Rodgers and Hammerstein

Jelani Alladin and Matt Doyle reimagine “We Kiss in a Shadow” from "The King and I" for those unable to "express who they are."
“We in leadership positions need to do everything we can to reflect the world we live in.”
Being around Florence was a big spiritual lesson for me. She taught me that when you live everyday like it's Valentine's
Do visit and experience the love in this fine production, and also, for those who have not visited us before, see for yourselves the love and sincere welcome Philadelphians offer our visitors.
I seldom talk about it, but if you know me long or well, you know. And I have my mother to thank for it, because I am fairly certain that she was listening to Funny Girl when I was in utero.
In 2013, the fairytale of Cinderella would get another modern day twist with its Broadway adaptation written by playwright

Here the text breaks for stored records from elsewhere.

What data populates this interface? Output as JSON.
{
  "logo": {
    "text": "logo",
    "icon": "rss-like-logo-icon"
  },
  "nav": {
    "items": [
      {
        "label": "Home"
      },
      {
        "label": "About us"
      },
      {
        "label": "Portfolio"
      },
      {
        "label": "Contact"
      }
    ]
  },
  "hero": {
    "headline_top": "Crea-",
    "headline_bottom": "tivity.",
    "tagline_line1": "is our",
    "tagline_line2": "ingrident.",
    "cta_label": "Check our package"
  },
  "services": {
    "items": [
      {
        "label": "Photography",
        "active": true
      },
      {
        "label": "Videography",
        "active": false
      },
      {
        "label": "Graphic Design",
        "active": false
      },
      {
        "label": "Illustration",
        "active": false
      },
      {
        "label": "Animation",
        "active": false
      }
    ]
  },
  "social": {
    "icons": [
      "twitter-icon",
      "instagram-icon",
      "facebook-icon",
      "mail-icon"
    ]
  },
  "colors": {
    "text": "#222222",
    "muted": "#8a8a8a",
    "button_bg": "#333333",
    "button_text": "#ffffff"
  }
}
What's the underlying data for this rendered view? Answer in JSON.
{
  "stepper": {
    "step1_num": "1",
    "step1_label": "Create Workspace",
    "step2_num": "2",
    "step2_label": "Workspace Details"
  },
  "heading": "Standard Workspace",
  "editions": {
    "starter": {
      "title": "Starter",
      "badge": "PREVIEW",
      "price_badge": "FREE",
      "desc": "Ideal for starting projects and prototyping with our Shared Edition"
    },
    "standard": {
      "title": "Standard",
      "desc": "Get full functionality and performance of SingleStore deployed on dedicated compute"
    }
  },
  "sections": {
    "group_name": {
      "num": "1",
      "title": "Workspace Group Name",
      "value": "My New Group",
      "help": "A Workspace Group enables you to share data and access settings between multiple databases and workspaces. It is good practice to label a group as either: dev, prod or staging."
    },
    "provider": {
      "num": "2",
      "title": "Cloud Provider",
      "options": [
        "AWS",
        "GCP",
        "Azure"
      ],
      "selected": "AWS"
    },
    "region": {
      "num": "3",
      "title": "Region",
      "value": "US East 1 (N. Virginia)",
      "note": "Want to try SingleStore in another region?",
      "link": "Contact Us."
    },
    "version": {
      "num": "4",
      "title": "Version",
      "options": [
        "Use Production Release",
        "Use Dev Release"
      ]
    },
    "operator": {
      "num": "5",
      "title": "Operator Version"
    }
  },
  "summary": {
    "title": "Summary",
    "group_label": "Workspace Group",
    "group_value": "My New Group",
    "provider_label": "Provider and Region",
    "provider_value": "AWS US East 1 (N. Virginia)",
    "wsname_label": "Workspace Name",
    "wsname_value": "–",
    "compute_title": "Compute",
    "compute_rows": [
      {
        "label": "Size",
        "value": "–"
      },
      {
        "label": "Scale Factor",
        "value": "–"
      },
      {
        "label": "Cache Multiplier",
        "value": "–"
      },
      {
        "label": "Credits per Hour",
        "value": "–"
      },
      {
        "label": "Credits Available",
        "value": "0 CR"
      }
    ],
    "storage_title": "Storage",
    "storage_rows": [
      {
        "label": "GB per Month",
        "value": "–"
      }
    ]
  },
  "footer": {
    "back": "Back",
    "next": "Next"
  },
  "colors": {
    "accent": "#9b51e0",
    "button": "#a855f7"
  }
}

As a child, you most likely sang "Do-Re-Mi" or maybe even "My Favorite Things." And chances are you watched the film version of The Sound of Music, an adaptation of the 1959 Broadway musical about a nun-in-training who becomes a governess to seven motherless children in an Austria about to enter World War II.
It hard to find the silver lining in the cold, blustery weather and increasingly shorter days that mark December in New York, but one thing is the guilt for staying indoors completely evaporates.
Five-time TONY nominee, Kelli O'Hara has had a busy year and it's not going to calm down any time soon.
As bad as things can seem these days for musicals on Broadway -- as vacuous, as child-centric or adult-nostalgic as most Broadway musicals distressingly are at the moment -- the good news is that there are Broadway ticket buyers also paying to see Hedwig. Which is extraordinary.
Within the past month we have read with sadness of the deaths of four important artists who seemingly have little in common: composer and author Mary Rodgers Guettel, internationally famous American conductor Lorin Maazel, Broadway and cabaret star Elaine Stritch, and the legendary operatic tenor Carlo Bergonzi. They do actually have one thing in common: me.
For those of you longing for the original "Sound of Music" starring Andrews, that version will have its annual holiday screening
Impossible things are certainly happening everyday -- Broadway's "Cinderella" helped one gay man's dream come true last week
For many baby boomers, the first images of war they remember did not come from the news. Instead, they were from an extremely popular documentary television series that aired on NBC in 1952 and 1953 and was subsequently made into a feature film.
Earlier this year, I attended the opening nights of two Bay area productions that could not have been more dissimilar. In each case, the audience's final response was telling.
Oklahoma! told a story of victory and it promised a world of flowers and hard work, with room for everyone and yes, with plenty of heart and plenty of hope. That is what I learned.
It was not surprising Cinderella got categorized a "revival" -- after all, as Michael Riedel wrote a couple of weeks ago, that means it is a shoo-in for a nomination. But was that the right call?
This Cinderella has a pleasingly old-fashioned touch, a strong cast and a score that may not be the absolute peak of R&H but which is more tuneful and enjoyable than most shows could hope for.
Revisit a classic and you're sure to discover new facets. That's certainly the case with this gem-like production by Classic Stage Company. Its intimate space is ideal for shining a light on Stephen Sondheim's 1994 masterpiece Passion.